One point worth noting is that Berkshire is currently trading at historically low valuations. The Price to Book Value ratio of the company is barely above 1.1, levels at which Buffett has expressed his belief that the stock is cheap enough to merit a share buyback plan. From this perspective, downside risk should be contained by the possibility of a buyback, and upside potential is quite high from a valuation point of view.
And the company is still fine tuning its portfolio for higher growth ahead. Positions like Kraft and Johnson and Johnson have been sold lately, while Berkshire has taken a big position of nearly 18% of its portfolio in IBM. Traditional holdings in conservative sectors like food and healthcare are being sold to fund new positions in businesses like technology consulting.
The fact that Buffett is venturing into new sectors bodes well for Berkshire investors over the following years. IBM has achieved a compounded annual growth rate in earnings per share of more than 16% over the last five years, while Kraft has delivered a much lower 3% and Johnson and Johnson shows negative growth figures for the same period.
Buffett has been expanding his “circle of competence” into new business area lately, and this brings new possibilities for higher growth ahead.
Berkshire is a truly exceptional company, and its long term performance is a clear expression about that. The stock is cheap from a historical perspective, and Buffett is still making some important investment decisions which could have positive effects for its shareholders for many years into the future.
There are some risks ahead, of course, and the Buffet succession is perhaps the biggest concern investors in Berkshire have right now. On the other hand, at current valuation levels, the stock price seems to be reflecting those uncertainties, so it may be a good time to consider adding some Berkshire to your portfolio.

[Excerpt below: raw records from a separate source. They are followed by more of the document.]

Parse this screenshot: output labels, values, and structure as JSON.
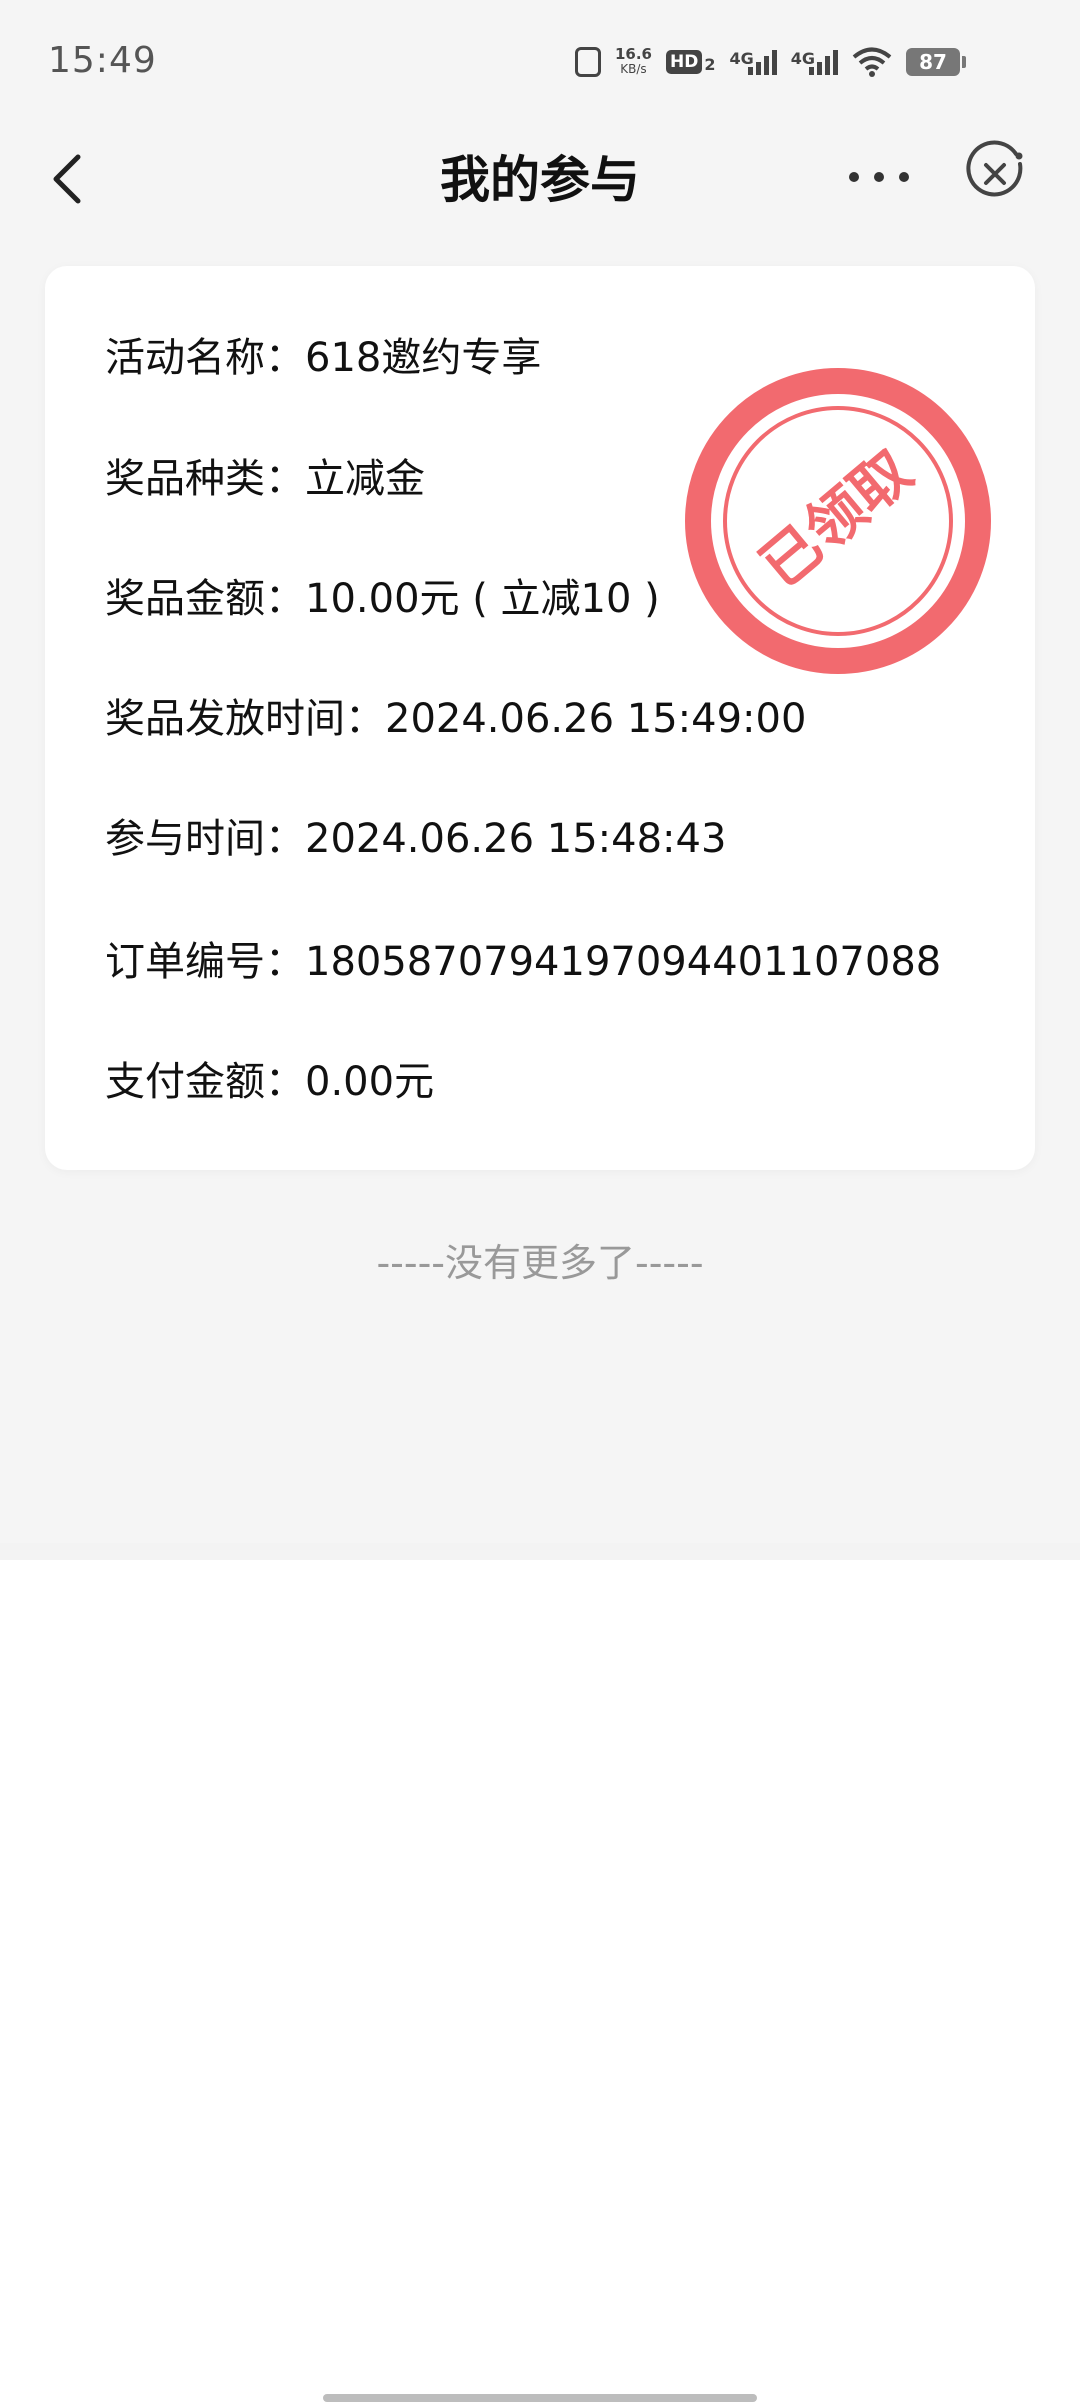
{
  "status_bar": {
    "time": "15:49",
    "speed_value": "16.6",
    "speed_unit": "KB/s",
    "hd_label": "HD",
    "hd_sub": "2",
    "net1": "4G",
    "net2": "4G",
    "battery": "87"
  },
  "nav": {
    "title": "我的参与"
  },
  "record": {
    "fields": [
      {
        "label": "活动名称：",
        "value": "618邀约专享"
      },
      {
        "label": "奖品种类：",
        "value": "立减金"
      },
      {
        "label": "奖品金额：",
        "value": "10.00元 ( 立减10 )"
      },
      {
        "label": "奖品发放时间：",
        "value": "2024.06.26 15:49:00"
      },
      {
        "label": "参与时间：",
        "value": "2024.06.26 15:48:43"
      },
      {
        "label": "订单编号：",
        "value": "1805870794197094401107088"
      },
      {
        "label": "支付金额：",
        "value": "0.00元"
      }
    ],
    "stamp_text": "已领取",
    "stamp_color": "#f05a60"
  },
  "footer_text": "-----没有更多了-----"
}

acardenal owns shares of IBM. The Motley Fool owns shares of Berkshire Hathaway and International Business Machines. Motley Fool newsletter services recommend Berkshire Hathaway. Try any of our Foolish newsletter services free for 30 days. We Fools may not all hold the same opinions, but we all believe that considering a diverse range of insights makes us better investors. The Motley Fool has a disclosure policy.If you have questions about this post or the Fool’s blog network, click here for information.